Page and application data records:
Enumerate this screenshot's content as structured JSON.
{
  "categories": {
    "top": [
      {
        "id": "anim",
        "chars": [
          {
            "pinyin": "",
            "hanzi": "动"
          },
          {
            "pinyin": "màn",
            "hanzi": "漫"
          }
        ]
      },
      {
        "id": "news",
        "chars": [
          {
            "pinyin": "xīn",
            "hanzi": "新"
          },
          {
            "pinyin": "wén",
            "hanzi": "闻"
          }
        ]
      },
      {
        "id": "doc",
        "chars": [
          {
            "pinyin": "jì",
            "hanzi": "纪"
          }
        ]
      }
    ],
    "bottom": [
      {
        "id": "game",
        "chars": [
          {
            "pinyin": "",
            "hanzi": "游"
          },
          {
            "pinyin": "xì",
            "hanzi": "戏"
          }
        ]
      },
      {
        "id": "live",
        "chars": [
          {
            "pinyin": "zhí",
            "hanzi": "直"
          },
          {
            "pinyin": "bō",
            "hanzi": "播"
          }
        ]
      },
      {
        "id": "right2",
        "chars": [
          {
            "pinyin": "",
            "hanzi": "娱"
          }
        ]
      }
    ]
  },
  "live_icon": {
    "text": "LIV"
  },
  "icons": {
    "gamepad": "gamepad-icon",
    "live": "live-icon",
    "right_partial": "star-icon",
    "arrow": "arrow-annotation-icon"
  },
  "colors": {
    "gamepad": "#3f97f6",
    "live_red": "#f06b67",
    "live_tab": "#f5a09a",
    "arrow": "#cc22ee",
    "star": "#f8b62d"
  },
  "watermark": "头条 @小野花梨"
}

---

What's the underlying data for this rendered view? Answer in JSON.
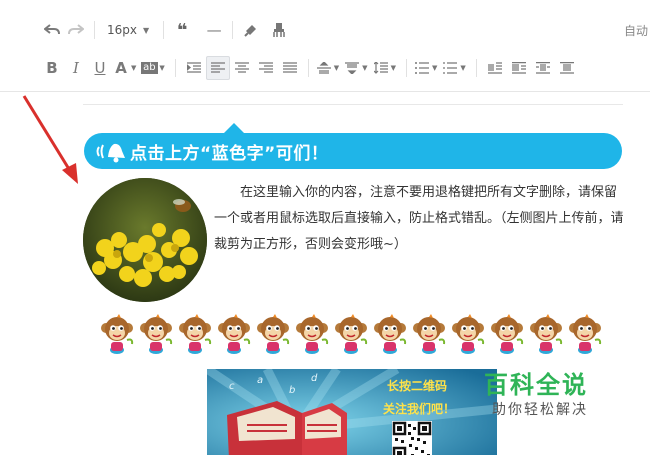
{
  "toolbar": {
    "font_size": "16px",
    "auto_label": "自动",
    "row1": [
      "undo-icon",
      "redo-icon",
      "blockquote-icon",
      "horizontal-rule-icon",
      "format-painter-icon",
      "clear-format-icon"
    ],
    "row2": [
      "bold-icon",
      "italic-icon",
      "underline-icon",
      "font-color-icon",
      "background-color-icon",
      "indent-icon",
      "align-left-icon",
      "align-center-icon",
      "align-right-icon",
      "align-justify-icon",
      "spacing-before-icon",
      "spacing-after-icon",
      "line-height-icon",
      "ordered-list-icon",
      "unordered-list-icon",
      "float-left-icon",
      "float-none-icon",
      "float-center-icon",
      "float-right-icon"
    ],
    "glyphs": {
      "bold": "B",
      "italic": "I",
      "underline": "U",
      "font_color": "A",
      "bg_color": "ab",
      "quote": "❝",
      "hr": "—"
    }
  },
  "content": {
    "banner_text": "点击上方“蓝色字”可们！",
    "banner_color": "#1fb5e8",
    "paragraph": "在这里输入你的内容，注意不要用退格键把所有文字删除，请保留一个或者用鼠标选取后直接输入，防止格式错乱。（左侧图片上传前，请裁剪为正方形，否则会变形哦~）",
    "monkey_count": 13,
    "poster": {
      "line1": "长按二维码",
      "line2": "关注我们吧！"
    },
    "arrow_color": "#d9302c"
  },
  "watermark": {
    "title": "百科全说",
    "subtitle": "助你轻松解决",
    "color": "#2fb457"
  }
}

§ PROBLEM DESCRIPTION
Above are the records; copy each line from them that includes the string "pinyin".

§ FINAL ANSWER
            "pinyin": "",
            "pinyin": "màn",
            "pinyin": "xīn",
            "pinyin": "wén",
            "pinyin": "jì",
            "pinyin": "",
            "pinyin": "xì",
            "pinyin": "zhí",
            "pinyin": "bō",
            "pinyin": "",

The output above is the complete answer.